Joining the ranks of pop stars who write melancholic bangers is rising British-born singer Leon Else, who is not only serving up some synth-heavy, funk-bass laden pop songs but hitting you in the proverbial feels at the same time. His latest track, the anthemic and euphoric “What I Won’t Do,” could soundtrack a night out on the town. But hidden beneath the sheen of synthesizers is an emotional sucker punch of longing, isolation, and a battle for self-acceptance.
Having trained as a dancer at school in London, Else made the move to L.A. to further his career as a singer. During his journey, the 27-year-old has not only figured out where he wants to be musically, but who he is personally. Earlier this year in a public Facebook status, the singer came out as gay and shared how “What I Won’t Do” was “the start of my story of self-acceptance.”
Following the release of the track, and ahead of his upcoming EP, we gave Leon a call to chat about isolation, finding acceptance, and overcoming life’s difficulties.
Grindr: What can you tell us about “What I Won’t Do?”
Leon: I wrote that track probably about a year ago. At the time, I was writing songs with hidden messages. If I hadn’t explained what the song was about, people would’ve thought that it was a typical song about a heterosexual male doing the obvious shit. But, I wasn’t in a place last year to talk about what the true meaning was. For me, being able to write those songs with those hidden meanings actually enabled me to find a way through the shit.
Was there a catalyst that made you feel like it was the right time to put the song out there?
Not really. We could’ve put it out either way. It could have been out there as just a song about a guy that’s sleeping around, but who longs for something more. Or we could have put it out in the way that we did, which actually explained the true meaning behind it. There’s an ambiguousness behind the song. It was at the start of the year when I’d come out. I think that was the moment that I could start telling people what the songs meant.
You came out publiclyon Facebook when you shared “What I Won’t Do.” How have you found the response since then?
The response has been amazing. I think that people connect with real things more than anything else, and I believe that people can see when something’s not real or when something’s not quite right.
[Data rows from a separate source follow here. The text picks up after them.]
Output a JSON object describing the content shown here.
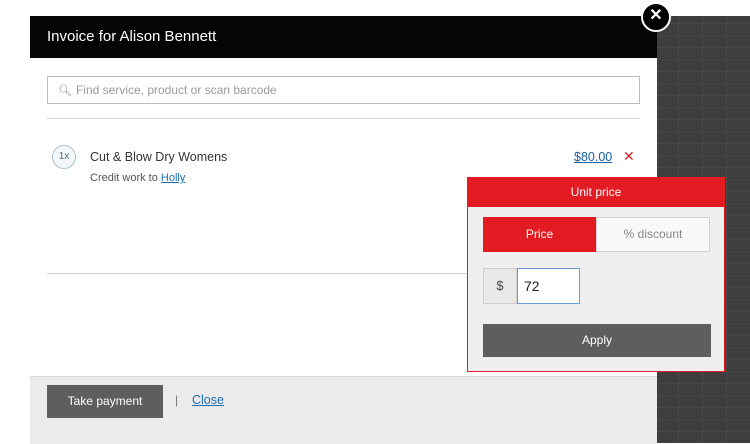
{
  "modal": {
    "title": "Invoice for Alison Bennett",
    "close_icon": "close-icon"
  },
  "search": {
    "icon": "search-icon",
    "placeholder": "Find service, product or scan barcode",
    "value": ""
  },
  "line_item": {
    "quantity": "1x",
    "name": "Cut & Blow Dry Womens",
    "credit_prefix": "Credit work to",
    "credit_staff": "Holly",
    "price": "$80.00",
    "remove_symbol": "✕"
  },
  "footer": {
    "take_payment_label": "Take payment",
    "separator": "|",
    "close_label": "Close"
  },
  "unit_price_popover": {
    "title": "Unit price",
    "tabs": [
      {
        "label": "Price",
        "active": true
      },
      {
        "label": "% discount",
        "active": false
      }
    ],
    "currency_symbol": "$",
    "price_value": "72",
    "apply_label": "Apply"
  },
  "colors": {
    "accent_red": "#e31b23",
    "header_black": "#050505",
    "link_blue": "#1a6fb3",
    "button_gray": "#5e5e5e"
  }
}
I’m trying to make it more about having a connection with people, about the truth rather than it being about some made up bullshit to pretend that my life is so fucking wonderful. It’s a slow journey though; it’s a journey about putting a part of myself out there and sharing the experiences and stories that I’ve gone through. It’s just nice to know that people are open to receiving that.
Even before coming out, you spoke openly about internal struggles in songs like “Dance.” Now that you’ve taken a step further, is the music becoming even more honest?
Oh yeah, 100%. With “Dance” and stuff, they’re quite artistic songs, and I feel like people can appreciate them. But I don’t know whether people can truly connect with them as much. I always write songs from a place of truth—with “Dance” I could say I was struggling with depression and anxiety—but I couldn’t necessarily explain the reasons why I was feeling down. I could never turn around and say, “It’s because I’ve basically been running from myself.” Moving forward, I feel like I can definitely be more honest and I can speak more as a person who has a story that can inspire others.
There is a connection between sexual identity and mental health, and it’s important that people share their stories.
Absolutely, and I feel like my upcoming EP is all about self-acceptance. And I think it’s about understanding that the world isn’t an Instagram filter, in a sense. It’s about trying to be honest and accepting of yourself for whoever you are, and I think that my EP is about that journey.
In “The City Don’t Care” and “What I Won’t Do” you touch on the idea of isolation. Is that something you’ve found having spent time in cities such as London and L.A.?
Cities can be incredibly isolating and lonely places, especially if you’re hiding a secret. I didn’t want to connect with people as much because I felt like I was lying to people. I would keep myself protected by keeping myself away, and that’s when I wrote “The City Don’t Care.” Cities can be a nightmare, hostile and isolating, but they can also be amazing. If you’re one of the lucky few that make the dream work, they can be the best places on earth. But there’s a dark side to every city, especially somewhere like Los Angeles, where everyone is striving for perfection: to look and be the best, to be rich.
Now that you’ve come to some acceptance of who you are, do you feel that you still have more to learn?
I’ve got such a long way to go. Some people think that when you come out of the closet the skies turn blue, rainbows are everywhere, and everything is wonderful. And that’s not the truth. You have to constantly keep coming out to people, and you also have to deal with things from your past. The journey doesn’t stop there; you still have to work at that self-acceptance.
If you could impart some wisdom to someone who was struggling to come to a self-realization of acceptance, what would you say?
It’s a tough one because we could all sit there and tell someone what we think they should do. That’s so easy to do. What’s hard to do is to try and put yourself in someone’s shoes and actually understand people’s individual situations. My whole thing would be to say to someone that you’ll know when you’re ready and to not be scared or worried to try and figure it out or ask for help. There are people out there who can help you. Learn to love and figure out yourself first before you start jumping around trying to do anything else. The change has got to come from you.